[[ WORKING DATA, beginning ]]

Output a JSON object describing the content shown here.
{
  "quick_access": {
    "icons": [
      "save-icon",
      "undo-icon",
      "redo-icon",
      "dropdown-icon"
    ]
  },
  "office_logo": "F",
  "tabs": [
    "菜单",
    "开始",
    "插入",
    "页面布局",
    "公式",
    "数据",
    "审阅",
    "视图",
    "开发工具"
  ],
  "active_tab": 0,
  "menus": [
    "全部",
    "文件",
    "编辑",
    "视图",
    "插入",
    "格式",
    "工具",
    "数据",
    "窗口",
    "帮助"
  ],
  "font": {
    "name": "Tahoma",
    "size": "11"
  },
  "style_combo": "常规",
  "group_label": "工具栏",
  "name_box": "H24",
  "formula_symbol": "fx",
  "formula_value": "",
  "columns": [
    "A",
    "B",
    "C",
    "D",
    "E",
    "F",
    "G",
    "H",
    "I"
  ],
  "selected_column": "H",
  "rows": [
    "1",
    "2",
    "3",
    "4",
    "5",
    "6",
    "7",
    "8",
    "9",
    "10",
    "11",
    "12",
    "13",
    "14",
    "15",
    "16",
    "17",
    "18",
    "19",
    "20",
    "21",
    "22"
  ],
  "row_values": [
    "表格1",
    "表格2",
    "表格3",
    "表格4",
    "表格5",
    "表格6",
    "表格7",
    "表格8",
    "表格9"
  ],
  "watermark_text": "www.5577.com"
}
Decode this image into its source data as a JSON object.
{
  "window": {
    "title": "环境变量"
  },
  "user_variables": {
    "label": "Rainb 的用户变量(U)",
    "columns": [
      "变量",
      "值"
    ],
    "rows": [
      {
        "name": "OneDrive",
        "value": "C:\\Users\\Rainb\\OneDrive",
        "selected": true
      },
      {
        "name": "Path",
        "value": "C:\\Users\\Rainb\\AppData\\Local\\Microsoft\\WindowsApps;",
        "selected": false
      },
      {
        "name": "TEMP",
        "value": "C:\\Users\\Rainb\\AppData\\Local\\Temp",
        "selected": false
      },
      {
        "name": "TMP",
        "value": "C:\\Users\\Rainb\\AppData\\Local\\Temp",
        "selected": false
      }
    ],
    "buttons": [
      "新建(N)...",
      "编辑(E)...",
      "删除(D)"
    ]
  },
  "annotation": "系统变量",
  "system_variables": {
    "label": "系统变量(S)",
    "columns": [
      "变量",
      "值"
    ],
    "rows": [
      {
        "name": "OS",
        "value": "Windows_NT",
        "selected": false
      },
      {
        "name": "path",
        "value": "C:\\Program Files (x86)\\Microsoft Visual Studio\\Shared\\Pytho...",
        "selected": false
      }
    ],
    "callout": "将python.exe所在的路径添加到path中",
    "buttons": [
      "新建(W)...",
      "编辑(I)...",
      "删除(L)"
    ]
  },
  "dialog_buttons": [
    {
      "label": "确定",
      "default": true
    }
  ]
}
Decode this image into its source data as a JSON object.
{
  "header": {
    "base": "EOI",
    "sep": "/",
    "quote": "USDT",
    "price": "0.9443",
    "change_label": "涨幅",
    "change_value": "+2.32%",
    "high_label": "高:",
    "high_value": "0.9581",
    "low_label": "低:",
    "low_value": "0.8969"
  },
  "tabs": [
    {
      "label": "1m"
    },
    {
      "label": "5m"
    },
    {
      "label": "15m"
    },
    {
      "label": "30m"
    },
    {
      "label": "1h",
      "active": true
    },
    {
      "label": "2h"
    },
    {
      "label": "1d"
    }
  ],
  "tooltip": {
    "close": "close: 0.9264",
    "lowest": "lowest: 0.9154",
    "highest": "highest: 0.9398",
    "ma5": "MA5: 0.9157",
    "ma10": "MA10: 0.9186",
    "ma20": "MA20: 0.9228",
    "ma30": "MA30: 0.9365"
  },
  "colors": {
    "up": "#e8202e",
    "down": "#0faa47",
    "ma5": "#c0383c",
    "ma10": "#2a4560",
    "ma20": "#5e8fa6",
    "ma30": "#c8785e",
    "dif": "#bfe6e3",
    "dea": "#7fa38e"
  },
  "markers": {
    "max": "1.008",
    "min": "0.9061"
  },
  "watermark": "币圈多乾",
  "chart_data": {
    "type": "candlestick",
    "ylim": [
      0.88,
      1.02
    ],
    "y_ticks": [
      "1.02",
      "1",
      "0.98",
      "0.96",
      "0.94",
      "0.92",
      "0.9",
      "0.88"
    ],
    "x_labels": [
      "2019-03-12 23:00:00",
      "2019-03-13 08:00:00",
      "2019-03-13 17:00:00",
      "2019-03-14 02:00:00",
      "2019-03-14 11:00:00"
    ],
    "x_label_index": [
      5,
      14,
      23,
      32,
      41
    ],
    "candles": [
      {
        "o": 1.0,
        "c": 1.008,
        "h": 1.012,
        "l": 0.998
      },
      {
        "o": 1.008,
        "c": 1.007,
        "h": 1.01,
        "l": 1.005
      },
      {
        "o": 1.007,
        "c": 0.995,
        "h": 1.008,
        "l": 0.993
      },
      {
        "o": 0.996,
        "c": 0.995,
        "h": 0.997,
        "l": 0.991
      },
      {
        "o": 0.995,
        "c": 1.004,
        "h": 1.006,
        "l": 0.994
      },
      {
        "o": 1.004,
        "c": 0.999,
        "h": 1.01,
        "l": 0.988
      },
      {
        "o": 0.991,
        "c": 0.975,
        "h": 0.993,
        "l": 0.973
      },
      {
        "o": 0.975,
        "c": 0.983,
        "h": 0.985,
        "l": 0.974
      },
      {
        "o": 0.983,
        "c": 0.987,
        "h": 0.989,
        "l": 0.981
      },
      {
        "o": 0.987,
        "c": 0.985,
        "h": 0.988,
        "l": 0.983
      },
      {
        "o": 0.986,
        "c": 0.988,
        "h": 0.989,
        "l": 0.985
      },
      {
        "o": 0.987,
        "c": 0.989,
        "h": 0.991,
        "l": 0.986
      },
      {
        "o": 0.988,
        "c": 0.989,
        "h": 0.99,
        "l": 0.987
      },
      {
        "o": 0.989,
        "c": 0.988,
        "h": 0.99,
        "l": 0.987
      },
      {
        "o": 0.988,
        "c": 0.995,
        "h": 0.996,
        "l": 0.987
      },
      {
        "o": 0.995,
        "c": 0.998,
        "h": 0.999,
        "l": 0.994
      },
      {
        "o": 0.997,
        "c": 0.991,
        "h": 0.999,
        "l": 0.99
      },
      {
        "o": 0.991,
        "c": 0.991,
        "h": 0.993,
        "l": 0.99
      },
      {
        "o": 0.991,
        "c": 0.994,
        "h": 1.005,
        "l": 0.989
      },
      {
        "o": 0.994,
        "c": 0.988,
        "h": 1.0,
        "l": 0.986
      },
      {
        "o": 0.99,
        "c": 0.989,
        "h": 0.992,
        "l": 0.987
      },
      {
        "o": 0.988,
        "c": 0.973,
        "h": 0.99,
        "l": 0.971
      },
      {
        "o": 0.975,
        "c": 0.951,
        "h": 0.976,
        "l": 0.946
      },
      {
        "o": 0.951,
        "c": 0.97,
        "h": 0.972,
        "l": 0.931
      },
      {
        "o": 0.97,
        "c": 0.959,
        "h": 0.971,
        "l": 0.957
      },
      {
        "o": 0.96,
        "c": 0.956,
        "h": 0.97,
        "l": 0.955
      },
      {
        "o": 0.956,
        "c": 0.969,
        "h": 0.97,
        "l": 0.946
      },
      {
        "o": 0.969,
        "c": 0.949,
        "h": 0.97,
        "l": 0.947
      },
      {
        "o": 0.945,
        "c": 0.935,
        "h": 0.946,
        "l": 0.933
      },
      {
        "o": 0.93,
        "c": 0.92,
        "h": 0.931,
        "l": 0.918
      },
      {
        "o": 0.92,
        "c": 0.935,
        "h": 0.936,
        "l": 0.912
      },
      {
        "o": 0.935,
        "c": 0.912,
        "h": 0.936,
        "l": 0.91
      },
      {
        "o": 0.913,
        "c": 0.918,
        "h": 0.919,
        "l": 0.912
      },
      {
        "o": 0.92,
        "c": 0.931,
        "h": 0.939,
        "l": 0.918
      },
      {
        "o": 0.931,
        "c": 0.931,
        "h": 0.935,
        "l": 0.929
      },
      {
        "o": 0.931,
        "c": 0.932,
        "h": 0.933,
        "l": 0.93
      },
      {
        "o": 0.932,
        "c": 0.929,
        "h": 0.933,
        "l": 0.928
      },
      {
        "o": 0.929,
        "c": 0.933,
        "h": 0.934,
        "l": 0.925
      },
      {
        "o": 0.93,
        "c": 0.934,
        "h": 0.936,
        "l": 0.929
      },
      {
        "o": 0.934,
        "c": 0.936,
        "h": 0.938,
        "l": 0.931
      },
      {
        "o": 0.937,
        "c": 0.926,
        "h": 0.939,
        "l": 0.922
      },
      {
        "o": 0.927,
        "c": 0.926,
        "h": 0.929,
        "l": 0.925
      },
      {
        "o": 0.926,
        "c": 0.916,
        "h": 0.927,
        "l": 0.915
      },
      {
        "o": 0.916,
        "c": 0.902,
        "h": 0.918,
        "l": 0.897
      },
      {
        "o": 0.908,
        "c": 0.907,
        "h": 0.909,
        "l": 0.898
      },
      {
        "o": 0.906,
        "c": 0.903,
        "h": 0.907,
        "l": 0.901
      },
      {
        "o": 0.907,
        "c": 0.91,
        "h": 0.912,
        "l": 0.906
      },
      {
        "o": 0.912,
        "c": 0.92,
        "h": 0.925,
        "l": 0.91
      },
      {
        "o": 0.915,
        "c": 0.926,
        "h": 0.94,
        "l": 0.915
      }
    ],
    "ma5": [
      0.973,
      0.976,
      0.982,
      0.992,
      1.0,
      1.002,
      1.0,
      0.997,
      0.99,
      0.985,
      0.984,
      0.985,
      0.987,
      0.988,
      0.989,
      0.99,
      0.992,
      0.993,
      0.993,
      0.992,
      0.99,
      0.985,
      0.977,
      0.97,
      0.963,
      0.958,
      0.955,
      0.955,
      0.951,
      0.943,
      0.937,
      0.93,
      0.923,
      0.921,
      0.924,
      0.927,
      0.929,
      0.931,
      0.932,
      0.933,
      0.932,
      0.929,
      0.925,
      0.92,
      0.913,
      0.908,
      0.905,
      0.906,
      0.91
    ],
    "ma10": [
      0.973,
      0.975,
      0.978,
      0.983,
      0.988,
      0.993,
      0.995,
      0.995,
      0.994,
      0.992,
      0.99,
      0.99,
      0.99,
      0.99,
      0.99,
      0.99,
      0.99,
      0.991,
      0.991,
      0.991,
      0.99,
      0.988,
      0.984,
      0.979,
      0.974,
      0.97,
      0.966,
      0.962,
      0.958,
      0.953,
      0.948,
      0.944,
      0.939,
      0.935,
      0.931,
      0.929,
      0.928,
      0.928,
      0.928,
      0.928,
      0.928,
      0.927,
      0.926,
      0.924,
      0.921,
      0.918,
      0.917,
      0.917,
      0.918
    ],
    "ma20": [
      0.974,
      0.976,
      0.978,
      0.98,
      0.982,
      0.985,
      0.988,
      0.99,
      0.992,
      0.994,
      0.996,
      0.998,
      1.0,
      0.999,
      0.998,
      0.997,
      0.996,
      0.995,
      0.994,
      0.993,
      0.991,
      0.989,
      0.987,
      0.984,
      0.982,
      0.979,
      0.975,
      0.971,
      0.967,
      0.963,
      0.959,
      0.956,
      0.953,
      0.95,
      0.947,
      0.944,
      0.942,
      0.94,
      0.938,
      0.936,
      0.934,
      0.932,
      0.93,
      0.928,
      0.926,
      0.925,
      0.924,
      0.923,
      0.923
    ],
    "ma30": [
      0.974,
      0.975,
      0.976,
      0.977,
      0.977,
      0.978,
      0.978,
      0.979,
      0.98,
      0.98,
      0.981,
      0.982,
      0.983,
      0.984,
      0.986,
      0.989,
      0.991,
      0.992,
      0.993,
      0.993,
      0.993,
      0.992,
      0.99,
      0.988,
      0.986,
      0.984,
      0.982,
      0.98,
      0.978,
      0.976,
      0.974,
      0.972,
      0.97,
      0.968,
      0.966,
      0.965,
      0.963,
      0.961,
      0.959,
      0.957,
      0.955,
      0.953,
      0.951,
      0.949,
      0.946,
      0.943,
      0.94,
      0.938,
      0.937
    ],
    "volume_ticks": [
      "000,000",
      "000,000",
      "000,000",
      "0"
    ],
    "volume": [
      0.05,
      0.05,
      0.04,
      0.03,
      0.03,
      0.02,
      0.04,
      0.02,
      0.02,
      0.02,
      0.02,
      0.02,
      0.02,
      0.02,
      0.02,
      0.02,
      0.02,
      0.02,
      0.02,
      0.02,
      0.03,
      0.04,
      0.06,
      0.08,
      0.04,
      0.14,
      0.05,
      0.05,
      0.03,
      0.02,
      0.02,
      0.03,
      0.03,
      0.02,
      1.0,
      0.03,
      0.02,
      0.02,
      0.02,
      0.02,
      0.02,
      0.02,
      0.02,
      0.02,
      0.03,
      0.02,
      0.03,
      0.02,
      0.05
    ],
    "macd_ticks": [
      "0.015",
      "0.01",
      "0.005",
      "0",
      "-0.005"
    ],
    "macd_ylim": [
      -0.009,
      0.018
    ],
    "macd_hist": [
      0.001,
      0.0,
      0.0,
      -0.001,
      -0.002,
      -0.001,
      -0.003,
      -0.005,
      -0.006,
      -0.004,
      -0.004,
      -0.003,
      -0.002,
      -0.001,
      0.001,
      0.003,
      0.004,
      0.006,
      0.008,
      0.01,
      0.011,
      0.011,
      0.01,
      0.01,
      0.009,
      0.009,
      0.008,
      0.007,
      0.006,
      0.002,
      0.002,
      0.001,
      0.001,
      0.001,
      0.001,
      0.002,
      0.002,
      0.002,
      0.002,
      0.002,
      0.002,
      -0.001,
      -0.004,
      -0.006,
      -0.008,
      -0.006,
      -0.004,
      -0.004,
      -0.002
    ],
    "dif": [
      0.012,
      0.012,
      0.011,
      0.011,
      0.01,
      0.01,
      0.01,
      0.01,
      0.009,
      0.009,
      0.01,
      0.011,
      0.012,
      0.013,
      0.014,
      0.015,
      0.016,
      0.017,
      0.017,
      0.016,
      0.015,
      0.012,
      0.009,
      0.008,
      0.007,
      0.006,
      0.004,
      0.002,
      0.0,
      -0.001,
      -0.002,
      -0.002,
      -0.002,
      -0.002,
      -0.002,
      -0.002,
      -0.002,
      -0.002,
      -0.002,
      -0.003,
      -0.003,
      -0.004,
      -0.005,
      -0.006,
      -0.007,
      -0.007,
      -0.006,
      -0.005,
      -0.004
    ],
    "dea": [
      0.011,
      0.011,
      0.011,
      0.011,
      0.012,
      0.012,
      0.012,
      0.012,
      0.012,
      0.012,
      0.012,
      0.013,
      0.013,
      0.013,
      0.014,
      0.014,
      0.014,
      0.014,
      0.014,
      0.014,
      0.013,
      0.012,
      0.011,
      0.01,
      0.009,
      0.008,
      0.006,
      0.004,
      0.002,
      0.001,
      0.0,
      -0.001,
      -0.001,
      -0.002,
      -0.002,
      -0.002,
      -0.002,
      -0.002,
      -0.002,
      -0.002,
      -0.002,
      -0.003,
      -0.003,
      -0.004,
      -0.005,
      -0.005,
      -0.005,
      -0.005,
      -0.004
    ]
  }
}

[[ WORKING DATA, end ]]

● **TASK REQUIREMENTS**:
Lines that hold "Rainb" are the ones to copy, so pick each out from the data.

● **SOLUTION BELOW**:
    "label": "Rainb 的用户变量(U)",
        "value": "C:\\Users\\Rainb\\OneDrive",
        "value": "C:\\Users\\Rainb\\AppData\\Local\\Microsoft\\WindowsApps;",
        "value": "C:\\Users\\Rainb\\AppData\\Local\\Temp",
        "value": "C:\\Users\\Rainb\\AppData\\Local\\Temp",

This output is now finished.